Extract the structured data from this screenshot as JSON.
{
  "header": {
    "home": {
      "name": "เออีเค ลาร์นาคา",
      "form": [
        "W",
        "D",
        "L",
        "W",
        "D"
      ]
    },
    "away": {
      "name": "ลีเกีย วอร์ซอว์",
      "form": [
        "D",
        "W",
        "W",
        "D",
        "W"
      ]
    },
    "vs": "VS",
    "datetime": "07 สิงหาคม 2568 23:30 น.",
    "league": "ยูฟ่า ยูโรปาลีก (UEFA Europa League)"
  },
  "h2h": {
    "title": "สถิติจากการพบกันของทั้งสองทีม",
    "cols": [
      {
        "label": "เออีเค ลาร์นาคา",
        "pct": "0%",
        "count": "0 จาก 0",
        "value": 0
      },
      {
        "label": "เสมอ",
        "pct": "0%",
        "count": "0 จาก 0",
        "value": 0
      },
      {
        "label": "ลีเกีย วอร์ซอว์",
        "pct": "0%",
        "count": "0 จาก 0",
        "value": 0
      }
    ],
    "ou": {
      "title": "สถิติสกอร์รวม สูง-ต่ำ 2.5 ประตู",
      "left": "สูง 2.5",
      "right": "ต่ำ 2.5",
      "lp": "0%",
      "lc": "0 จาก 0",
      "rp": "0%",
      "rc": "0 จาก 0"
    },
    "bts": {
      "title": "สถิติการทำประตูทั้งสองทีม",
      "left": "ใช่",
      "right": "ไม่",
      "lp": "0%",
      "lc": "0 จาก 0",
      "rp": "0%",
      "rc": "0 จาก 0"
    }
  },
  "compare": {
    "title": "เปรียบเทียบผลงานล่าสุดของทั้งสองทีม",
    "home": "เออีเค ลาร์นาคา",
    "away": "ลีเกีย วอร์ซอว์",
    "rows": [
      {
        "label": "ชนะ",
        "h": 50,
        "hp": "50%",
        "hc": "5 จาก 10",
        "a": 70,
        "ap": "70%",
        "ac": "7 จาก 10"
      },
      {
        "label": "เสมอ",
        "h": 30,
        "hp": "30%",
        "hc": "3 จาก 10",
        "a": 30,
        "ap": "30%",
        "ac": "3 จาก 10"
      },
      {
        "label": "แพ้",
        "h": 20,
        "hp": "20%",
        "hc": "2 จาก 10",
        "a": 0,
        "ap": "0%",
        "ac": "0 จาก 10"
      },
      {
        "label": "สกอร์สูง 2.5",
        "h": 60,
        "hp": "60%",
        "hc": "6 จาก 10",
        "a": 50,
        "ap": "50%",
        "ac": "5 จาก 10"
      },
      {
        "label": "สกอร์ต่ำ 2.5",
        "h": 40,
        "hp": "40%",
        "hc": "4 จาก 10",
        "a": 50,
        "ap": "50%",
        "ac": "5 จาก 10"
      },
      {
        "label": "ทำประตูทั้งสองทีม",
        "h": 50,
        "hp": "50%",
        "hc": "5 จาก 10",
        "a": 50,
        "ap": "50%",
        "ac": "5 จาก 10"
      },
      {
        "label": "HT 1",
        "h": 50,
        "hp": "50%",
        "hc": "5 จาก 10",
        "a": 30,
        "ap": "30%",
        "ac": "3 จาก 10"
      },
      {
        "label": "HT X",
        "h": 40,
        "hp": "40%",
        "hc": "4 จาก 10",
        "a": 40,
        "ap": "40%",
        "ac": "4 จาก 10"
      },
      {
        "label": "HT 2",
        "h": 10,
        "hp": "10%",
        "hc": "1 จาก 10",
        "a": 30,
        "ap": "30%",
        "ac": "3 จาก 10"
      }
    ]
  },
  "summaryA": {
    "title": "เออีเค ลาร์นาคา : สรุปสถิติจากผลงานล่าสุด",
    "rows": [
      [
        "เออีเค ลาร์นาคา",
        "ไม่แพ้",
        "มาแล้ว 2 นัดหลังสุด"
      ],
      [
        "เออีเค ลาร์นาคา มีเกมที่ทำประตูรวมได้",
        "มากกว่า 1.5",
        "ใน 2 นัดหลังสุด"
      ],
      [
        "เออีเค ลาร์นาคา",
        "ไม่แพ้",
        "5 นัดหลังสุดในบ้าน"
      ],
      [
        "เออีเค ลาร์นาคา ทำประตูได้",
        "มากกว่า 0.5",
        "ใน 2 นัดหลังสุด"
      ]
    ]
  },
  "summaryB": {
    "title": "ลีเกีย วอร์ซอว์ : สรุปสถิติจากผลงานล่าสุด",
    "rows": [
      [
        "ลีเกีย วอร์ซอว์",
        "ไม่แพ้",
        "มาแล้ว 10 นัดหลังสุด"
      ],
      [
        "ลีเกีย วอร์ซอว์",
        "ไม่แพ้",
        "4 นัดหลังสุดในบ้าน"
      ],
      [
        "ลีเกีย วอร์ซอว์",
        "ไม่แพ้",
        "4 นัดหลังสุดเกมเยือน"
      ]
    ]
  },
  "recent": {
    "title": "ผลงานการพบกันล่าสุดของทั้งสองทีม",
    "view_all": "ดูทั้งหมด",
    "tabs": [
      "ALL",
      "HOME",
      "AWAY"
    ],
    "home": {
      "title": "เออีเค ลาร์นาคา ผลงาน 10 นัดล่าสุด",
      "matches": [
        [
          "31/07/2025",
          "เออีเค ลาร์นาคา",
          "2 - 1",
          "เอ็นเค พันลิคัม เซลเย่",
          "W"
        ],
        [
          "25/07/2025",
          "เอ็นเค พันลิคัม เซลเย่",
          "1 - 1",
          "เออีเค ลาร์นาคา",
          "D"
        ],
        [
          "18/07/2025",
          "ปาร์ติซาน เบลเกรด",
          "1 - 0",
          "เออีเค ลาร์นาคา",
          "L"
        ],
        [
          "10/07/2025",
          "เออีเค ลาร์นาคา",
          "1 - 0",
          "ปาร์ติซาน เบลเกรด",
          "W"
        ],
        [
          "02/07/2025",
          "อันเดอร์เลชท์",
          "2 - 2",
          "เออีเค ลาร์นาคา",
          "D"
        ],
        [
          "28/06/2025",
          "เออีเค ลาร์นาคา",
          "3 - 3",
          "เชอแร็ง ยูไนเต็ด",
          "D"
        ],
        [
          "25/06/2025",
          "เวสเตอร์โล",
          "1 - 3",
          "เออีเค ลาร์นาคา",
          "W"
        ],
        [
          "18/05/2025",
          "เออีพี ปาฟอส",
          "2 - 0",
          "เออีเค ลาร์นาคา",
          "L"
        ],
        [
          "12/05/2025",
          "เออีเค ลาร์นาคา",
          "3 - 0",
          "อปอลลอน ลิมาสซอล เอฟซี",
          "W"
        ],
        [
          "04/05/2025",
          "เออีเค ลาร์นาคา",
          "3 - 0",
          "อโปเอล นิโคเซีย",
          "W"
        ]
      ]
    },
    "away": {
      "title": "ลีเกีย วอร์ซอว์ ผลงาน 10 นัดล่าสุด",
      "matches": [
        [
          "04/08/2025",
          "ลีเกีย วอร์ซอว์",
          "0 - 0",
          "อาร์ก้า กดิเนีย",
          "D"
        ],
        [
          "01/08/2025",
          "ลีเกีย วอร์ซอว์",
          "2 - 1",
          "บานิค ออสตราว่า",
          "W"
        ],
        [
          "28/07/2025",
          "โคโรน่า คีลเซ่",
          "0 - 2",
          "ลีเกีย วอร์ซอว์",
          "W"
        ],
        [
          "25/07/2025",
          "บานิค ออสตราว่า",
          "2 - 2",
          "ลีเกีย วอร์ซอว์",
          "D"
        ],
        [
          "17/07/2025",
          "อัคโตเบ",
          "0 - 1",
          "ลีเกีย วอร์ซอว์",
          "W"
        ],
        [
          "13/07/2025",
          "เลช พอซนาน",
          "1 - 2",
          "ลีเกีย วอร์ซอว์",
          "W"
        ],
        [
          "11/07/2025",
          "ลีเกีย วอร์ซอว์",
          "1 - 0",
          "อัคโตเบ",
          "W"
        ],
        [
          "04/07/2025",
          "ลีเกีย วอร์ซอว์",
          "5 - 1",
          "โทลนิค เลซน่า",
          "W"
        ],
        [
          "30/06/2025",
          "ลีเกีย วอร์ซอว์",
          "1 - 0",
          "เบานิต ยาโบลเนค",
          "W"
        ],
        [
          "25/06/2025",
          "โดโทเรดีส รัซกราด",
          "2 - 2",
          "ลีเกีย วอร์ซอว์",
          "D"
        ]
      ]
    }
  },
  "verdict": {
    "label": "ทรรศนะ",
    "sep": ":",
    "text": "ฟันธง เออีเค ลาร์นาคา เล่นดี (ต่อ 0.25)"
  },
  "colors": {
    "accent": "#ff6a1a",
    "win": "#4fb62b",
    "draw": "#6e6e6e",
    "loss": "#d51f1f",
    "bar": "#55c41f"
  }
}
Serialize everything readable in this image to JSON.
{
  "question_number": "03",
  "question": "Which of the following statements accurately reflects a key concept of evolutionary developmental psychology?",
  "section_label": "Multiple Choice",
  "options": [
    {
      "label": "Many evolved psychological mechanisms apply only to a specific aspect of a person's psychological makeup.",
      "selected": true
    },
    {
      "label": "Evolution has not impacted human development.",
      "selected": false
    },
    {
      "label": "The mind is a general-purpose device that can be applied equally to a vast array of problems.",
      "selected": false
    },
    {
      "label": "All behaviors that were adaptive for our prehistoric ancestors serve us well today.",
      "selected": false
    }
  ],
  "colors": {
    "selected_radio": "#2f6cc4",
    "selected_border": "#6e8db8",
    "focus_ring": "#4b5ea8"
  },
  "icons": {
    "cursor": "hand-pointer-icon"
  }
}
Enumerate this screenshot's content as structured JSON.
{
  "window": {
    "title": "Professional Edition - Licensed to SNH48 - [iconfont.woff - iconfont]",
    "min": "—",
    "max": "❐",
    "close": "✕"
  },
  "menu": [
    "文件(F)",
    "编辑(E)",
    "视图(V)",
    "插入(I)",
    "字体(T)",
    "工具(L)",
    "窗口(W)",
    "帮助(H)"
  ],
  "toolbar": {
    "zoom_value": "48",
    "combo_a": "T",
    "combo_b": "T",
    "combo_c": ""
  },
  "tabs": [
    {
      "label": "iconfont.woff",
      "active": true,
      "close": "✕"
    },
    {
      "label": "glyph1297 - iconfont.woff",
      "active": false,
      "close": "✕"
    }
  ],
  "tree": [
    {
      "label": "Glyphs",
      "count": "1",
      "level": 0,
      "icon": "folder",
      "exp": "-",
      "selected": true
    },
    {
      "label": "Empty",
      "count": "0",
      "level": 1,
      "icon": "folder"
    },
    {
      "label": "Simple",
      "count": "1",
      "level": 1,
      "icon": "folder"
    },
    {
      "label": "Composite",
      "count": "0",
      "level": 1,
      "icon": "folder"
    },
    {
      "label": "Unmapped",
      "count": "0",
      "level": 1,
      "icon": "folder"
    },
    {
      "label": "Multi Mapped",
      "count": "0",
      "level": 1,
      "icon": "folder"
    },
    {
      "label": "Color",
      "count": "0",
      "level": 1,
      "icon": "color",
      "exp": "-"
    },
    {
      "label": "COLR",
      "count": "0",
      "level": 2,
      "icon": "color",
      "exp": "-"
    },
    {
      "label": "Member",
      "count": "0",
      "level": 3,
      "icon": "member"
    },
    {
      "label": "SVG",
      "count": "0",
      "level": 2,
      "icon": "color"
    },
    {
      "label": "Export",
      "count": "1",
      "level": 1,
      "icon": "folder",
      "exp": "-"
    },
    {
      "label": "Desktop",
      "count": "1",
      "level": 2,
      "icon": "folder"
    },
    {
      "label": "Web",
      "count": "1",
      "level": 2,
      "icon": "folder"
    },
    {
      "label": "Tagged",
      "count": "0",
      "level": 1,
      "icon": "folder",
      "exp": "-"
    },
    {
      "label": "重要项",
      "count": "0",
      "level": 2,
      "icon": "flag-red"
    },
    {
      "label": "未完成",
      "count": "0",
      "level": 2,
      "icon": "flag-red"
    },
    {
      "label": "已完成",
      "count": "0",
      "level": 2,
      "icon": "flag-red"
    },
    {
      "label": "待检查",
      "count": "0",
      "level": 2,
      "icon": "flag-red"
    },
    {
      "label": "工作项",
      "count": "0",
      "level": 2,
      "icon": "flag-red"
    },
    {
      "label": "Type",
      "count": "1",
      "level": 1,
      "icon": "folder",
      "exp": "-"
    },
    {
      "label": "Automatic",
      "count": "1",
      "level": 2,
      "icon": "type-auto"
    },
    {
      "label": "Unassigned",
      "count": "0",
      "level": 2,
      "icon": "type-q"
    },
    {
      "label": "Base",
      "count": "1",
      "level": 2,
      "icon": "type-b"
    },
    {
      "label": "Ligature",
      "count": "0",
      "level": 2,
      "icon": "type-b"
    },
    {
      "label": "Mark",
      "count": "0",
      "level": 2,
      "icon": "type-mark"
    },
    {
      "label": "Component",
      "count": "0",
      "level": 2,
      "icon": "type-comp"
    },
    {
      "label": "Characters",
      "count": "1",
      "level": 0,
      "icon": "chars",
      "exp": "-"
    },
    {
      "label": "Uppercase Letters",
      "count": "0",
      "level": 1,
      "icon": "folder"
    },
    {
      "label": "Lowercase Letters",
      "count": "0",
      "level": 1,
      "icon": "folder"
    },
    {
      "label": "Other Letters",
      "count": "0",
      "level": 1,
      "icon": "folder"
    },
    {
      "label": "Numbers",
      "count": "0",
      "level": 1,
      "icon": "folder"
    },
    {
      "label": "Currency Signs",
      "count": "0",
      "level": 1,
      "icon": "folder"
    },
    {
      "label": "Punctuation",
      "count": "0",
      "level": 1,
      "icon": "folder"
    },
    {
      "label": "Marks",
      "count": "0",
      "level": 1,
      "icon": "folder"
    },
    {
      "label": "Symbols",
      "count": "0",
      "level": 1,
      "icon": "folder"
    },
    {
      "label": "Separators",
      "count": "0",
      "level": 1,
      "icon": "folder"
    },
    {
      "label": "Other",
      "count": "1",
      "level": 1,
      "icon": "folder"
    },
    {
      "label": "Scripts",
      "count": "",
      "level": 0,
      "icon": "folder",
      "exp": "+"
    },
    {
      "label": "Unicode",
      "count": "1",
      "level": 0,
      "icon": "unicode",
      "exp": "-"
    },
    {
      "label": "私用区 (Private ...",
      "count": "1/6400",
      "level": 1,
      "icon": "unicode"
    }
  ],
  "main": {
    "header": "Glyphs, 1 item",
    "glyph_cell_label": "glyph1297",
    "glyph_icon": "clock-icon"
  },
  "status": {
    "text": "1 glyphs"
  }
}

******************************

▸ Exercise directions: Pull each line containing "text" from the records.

▸ Your solution:
    "text": "ฟันธง เออีเค ลาร์นาคา เล่นดี (ต่อ 0.25)"
    "text": "1 glyphs"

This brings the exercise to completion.